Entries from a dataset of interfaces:
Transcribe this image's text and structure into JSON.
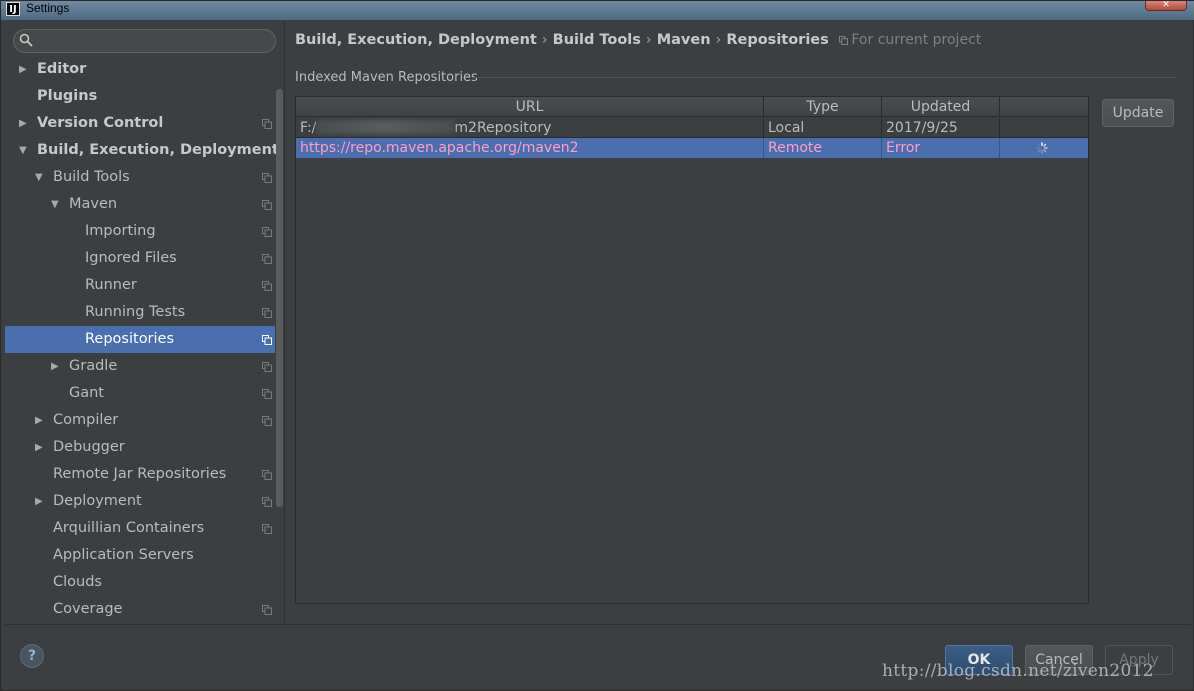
{
  "window": {
    "title": "Settings",
    "logo": "IJ"
  },
  "search": {
    "placeholder": "",
    "value": ""
  },
  "tree": [
    {
      "label": "Editor",
      "level": 0,
      "arrow": "▶",
      "bold": true,
      "project": false,
      "selected": false
    },
    {
      "label": "Plugins",
      "level": 0,
      "arrow": "",
      "bold": true,
      "project": false,
      "selected": false
    },
    {
      "label": "Version Control",
      "level": 0,
      "arrow": "▶",
      "bold": true,
      "project": true,
      "selected": false
    },
    {
      "label": "Build, Execution, Deployment",
      "level": 0,
      "arrow": "▼",
      "bold": true,
      "project": false,
      "selected": false
    },
    {
      "label": "Build Tools",
      "level": 1,
      "arrow": "▼",
      "bold": false,
      "project": true,
      "selected": false
    },
    {
      "label": "Maven",
      "level": 2,
      "arrow": "▼",
      "bold": false,
      "project": true,
      "selected": false
    },
    {
      "label": "Importing",
      "level": 3,
      "arrow": "",
      "bold": false,
      "project": true,
      "selected": false
    },
    {
      "label": "Ignored Files",
      "level": 3,
      "arrow": "",
      "bold": false,
      "project": true,
      "selected": false
    },
    {
      "label": "Runner",
      "level": 3,
      "arrow": "",
      "bold": false,
      "project": true,
      "selected": false
    },
    {
      "label": "Running Tests",
      "level": 3,
      "arrow": "",
      "bold": false,
      "project": true,
      "selected": false
    },
    {
      "label": "Repositories",
      "level": 3,
      "arrow": "",
      "bold": false,
      "project": true,
      "selected": true
    },
    {
      "label": "Gradle",
      "level": 2,
      "arrow": "▶",
      "bold": false,
      "project": true,
      "selected": false
    },
    {
      "label": "Gant",
      "level": 2,
      "arrow": "",
      "bold": false,
      "project": true,
      "selected": false
    },
    {
      "label": "Compiler",
      "level": 1,
      "arrow": "▶",
      "bold": false,
      "project": true,
      "selected": false
    },
    {
      "label": "Debugger",
      "level": 1,
      "arrow": "▶",
      "bold": false,
      "project": false,
      "selected": false
    },
    {
      "label": "Remote Jar Repositories",
      "level": 1,
      "arrow": "",
      "bold": false,
      "project": true,
      "selected": false
    },
    {
      "label": "Deployment",
      "level": 1,
      "arrow": "▶",
      "bold": false,
      "project": true,
      "selected": false
    },
    {
      "label": "Arquillian Containers",
      "level": 1,
      "arrow": "",
      "bold": false,
      "project": true,
      "selected": false
    },
    {
      "label": "Application Servers",
      "level": 1,
      "arrow": "",
      "bold": false,
      "project": false,
      "selected": false
    },
    {
      "label": "Clouds",
      "level": 1,
      "arrow": "",
      "bold": false,
      "project": false,
      "selected": false
    },
    {
      "label": "Coverage",
      "level": 1,
      "arrow": "",
      "bold": false,
      "project": true,
      "selected": false
    }
  ],
  "breadcrumb": {
    "items": [
      "Build, Execution, Deployment",
      "Build Tools",
      "Maven",
      "Repositories"
    ],
    "separator": "›",
    "project_note": "For current project"
  },
  "repositories": {
    "group_title": "Indexed Maven Repositories",
    "columns": [
      "URL",
      "Type",
      "Updated",
      ""
    ],
    "rows": [
      {
        "url_prefix": "F:/",
        "url_suffix": "m2Repository",
        "type": "Local",
        "updated": "2017/9/25",
        "selected": false
      },
      {
        "url": "https://repo.maven.apache.org/maven2",
        "type": "Remote",
        "updated": "Error",
        "selected": true
      }
    ],
    "update_label": "Update"
  },
  "footer": {
    "help_label": "?",
    "ok_label": "OK",
    "cancel_label": "Cancel",
    "apply_label": "Apply"
  },
  "watermark": "http://blog.csdn.net/ziven2012",
  "colors": {
    "selection": "#4b6eaf",
    "background": "#3c3f41",
    "selected_text": "#ff9ec8"
  }
}
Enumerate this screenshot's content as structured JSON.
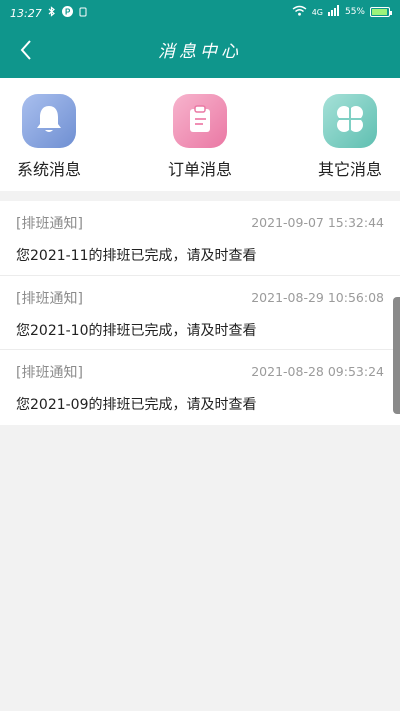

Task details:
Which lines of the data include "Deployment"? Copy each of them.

Exercise answer:
      "label": "Build, Execution, Deployment",
      "label": "Deployment",
      "Build, Execution, Deployment",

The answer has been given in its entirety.